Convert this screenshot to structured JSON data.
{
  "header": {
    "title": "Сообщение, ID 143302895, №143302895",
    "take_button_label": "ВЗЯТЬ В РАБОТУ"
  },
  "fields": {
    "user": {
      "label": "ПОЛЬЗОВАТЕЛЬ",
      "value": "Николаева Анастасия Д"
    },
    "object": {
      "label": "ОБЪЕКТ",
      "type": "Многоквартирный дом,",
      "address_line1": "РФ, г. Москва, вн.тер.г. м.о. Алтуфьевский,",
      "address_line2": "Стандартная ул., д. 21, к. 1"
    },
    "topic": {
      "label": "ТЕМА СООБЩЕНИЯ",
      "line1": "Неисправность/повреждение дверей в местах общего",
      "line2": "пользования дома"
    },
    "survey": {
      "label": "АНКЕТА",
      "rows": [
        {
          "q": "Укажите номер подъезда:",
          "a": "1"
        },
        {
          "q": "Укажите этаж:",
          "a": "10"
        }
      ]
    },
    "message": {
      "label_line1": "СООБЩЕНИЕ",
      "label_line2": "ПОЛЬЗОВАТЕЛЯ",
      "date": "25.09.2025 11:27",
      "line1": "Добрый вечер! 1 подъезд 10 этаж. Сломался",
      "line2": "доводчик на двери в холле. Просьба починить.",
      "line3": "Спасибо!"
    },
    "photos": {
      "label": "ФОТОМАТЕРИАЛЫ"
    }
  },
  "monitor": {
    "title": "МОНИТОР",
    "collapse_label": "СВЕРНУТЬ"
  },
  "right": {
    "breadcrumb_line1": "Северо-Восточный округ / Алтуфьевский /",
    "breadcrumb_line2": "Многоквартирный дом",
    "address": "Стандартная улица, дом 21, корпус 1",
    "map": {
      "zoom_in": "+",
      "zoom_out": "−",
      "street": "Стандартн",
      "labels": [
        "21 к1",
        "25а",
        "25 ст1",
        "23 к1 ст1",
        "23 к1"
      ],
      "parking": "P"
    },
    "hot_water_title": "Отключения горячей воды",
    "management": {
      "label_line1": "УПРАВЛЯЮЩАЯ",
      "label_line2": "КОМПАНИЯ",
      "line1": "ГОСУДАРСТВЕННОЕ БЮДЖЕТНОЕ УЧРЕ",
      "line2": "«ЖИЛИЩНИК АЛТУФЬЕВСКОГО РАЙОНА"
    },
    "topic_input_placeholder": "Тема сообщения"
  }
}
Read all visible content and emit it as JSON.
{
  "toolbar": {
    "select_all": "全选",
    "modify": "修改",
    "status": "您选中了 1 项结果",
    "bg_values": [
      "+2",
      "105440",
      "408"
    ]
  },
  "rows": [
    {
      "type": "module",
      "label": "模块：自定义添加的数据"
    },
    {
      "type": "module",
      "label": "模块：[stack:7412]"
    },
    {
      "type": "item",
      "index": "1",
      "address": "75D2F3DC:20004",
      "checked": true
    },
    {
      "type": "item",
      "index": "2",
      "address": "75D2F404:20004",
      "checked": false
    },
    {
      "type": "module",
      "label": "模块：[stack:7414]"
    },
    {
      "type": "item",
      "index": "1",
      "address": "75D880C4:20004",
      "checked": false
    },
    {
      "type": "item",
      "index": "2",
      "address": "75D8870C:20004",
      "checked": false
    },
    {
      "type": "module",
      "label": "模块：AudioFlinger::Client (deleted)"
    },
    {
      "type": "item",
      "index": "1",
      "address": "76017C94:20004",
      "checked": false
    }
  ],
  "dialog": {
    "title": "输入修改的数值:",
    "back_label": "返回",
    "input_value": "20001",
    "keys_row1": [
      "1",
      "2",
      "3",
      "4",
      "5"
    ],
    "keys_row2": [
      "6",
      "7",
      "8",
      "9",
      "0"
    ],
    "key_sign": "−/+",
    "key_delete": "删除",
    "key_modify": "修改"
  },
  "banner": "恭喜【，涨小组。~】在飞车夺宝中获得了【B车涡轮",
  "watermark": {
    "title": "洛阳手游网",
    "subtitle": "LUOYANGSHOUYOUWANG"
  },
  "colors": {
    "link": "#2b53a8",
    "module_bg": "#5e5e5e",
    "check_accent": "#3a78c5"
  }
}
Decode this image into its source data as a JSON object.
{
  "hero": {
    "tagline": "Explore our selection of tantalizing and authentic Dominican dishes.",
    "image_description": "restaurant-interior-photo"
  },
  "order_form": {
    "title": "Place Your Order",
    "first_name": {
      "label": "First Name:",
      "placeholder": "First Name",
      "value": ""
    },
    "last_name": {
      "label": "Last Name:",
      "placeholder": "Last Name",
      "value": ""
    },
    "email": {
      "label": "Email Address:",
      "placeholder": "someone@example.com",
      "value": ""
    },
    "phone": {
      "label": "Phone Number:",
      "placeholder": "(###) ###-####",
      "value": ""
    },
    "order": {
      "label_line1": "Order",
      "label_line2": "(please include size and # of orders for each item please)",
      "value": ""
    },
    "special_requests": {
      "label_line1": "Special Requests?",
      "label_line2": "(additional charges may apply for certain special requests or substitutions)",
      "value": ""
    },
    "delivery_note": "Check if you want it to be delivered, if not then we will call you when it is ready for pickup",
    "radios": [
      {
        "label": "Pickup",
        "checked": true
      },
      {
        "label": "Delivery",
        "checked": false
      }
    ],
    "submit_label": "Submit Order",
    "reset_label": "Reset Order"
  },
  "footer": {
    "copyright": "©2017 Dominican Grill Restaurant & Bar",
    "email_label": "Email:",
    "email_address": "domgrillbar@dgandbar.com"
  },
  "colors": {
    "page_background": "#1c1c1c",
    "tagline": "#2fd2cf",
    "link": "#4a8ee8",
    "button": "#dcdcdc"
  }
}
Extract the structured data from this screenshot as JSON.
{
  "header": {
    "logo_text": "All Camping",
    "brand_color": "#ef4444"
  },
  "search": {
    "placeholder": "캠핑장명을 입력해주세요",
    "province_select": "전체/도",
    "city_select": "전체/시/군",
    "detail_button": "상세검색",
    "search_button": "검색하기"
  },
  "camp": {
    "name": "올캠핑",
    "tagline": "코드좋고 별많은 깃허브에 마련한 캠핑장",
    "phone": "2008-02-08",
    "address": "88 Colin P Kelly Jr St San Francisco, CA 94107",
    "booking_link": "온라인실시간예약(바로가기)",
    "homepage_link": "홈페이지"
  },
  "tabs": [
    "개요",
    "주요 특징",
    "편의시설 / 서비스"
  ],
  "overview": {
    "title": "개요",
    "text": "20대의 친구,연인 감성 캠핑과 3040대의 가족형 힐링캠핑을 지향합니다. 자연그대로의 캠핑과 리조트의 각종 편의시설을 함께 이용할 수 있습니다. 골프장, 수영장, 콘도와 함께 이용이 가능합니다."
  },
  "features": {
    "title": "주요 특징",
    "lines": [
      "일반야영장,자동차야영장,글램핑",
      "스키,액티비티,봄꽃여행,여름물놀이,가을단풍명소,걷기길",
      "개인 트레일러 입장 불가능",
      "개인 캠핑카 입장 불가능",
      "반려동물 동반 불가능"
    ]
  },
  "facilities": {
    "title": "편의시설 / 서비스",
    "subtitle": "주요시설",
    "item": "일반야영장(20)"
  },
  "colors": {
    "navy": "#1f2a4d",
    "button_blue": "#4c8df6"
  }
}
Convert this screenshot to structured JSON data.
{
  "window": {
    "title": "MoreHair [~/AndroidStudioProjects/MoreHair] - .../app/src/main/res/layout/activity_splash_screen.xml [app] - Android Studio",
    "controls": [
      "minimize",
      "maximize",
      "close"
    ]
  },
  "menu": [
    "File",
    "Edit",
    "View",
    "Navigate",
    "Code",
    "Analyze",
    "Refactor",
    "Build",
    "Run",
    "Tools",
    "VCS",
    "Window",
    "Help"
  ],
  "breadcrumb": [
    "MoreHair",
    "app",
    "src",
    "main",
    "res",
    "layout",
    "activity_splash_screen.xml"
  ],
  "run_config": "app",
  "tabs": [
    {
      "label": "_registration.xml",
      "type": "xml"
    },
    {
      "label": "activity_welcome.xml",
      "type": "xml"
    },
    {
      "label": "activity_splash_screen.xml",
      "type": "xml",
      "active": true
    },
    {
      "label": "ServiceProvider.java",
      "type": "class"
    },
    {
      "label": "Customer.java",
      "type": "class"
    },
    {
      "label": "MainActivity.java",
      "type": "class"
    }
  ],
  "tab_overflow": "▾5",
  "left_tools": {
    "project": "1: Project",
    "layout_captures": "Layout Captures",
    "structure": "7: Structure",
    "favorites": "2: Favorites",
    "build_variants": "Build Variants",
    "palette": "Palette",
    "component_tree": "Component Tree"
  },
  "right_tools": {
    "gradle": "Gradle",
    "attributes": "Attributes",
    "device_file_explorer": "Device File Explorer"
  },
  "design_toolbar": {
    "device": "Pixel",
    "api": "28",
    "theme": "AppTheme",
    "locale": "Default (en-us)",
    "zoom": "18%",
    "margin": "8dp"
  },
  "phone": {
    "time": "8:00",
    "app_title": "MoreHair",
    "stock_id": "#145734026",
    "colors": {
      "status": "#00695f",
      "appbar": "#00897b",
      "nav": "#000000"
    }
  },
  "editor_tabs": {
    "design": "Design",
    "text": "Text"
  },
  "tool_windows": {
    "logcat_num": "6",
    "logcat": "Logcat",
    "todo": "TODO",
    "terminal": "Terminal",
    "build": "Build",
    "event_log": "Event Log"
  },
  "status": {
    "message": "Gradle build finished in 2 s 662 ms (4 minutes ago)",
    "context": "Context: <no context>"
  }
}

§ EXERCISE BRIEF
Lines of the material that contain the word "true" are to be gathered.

§ RESULT FOR THIS TASK
      "checked": true
        "checked": true
      "active": true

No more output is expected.